The required disclosures are as follows:
- Gender pay gap with mean and median averages;
- Gender bonus gap with mean and median averages;
- The proportion of men and women in each quartile of the firm’s pay structure and;
- Proportion of men and women receiving bonuses
This new reporting requirement will be particularly interesting for both law firms and accountants. The guidance published by the Government Equalities Office states that partners can be used to determine employee headcount, but should not be used as part of the calculations, even where they would usually be considered employees. However, this only applies to equity partners and not salaried partners, who must be included in all of the calculations.
Those law firms and accountants operating from a traditional partnership or limited liability partnership model are not required to include partners since they share in profits instead of receiving employment remuneration.
Solicitors and accountants have welcomed the legislation. But some are predicting a dramatic increase in equal pay and discrimination claims.
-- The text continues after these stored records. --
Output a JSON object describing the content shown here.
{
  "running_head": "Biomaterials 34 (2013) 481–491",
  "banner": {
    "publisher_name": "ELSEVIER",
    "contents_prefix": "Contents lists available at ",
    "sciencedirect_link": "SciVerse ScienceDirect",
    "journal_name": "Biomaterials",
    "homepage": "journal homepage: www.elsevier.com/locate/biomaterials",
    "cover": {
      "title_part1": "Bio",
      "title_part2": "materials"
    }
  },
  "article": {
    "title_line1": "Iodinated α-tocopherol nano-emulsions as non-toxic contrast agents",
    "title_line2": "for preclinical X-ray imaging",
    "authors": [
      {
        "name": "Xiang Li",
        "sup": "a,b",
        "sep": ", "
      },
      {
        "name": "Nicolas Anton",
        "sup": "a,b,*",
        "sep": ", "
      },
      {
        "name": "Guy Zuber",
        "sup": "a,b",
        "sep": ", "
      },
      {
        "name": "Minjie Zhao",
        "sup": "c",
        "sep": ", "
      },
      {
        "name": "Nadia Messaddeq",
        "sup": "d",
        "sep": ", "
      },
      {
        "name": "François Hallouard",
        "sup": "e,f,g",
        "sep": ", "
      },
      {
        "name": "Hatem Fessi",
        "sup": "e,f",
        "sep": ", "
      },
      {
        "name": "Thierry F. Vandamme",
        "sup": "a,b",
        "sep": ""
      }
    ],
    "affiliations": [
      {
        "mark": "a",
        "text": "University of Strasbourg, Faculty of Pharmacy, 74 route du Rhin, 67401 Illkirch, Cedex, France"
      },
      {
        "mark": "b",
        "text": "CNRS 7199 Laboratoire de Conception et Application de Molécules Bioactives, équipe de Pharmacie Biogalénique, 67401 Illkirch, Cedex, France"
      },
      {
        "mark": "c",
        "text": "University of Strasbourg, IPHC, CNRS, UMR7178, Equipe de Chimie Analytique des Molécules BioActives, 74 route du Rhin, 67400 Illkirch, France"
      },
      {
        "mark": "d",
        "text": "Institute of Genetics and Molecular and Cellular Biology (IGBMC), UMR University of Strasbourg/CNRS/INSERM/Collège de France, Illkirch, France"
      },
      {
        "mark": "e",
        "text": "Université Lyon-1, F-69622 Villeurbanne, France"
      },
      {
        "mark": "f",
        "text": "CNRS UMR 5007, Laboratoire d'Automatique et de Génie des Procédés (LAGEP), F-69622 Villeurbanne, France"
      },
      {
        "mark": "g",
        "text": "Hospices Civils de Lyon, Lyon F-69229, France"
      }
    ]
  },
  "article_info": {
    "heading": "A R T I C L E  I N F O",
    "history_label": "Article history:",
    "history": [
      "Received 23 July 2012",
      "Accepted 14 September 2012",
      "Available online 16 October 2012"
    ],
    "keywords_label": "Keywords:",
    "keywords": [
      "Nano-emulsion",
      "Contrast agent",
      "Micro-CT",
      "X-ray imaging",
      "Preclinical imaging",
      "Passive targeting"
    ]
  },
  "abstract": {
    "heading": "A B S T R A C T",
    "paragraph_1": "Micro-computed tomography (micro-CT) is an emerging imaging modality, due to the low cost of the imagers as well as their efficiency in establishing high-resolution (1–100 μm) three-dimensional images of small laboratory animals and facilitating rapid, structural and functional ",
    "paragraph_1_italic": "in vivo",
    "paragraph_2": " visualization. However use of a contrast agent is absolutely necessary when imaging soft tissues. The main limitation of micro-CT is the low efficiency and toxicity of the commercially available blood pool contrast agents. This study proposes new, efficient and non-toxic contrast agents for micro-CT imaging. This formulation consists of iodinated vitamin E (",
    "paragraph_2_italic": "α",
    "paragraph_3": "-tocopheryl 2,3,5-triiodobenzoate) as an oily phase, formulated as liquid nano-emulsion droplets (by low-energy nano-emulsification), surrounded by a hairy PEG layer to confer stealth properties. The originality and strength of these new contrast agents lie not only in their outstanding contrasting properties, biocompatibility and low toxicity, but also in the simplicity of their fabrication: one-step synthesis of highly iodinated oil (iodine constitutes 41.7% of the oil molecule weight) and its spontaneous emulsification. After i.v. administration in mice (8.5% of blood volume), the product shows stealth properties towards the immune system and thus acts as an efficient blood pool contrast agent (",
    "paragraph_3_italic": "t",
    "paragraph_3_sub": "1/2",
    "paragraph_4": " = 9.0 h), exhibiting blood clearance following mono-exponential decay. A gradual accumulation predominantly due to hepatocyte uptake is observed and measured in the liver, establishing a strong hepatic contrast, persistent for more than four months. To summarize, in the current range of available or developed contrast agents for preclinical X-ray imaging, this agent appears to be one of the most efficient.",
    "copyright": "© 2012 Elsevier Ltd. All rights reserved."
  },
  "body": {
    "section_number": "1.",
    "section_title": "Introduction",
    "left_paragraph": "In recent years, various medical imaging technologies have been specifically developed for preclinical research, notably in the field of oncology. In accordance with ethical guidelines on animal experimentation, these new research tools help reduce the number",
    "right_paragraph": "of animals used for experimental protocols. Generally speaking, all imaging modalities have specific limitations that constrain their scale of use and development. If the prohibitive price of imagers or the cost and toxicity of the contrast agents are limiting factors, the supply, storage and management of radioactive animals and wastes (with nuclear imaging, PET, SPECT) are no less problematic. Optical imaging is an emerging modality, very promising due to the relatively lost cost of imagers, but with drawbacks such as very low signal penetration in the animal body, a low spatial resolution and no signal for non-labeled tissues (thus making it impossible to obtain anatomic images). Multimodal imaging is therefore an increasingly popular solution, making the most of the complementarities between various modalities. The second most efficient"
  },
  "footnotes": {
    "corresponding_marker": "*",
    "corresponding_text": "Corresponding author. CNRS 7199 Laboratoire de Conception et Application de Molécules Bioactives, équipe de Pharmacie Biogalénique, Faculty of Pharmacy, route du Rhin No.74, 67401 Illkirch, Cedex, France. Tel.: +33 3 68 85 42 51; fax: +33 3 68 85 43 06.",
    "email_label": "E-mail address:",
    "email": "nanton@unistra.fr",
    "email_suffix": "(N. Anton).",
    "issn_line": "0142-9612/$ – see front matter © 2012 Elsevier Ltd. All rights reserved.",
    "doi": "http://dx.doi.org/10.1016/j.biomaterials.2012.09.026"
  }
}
Simon Bladen, Legal Specialist at Hawsons, had this to say: “I hope that overall this legislation serves its purpose and does increase reporting transparency across the board. Hopefully, as others have already suggested, it won’t be used as a basis for large group actions and is instead a genuine step forward in promoting equality in the workplace.”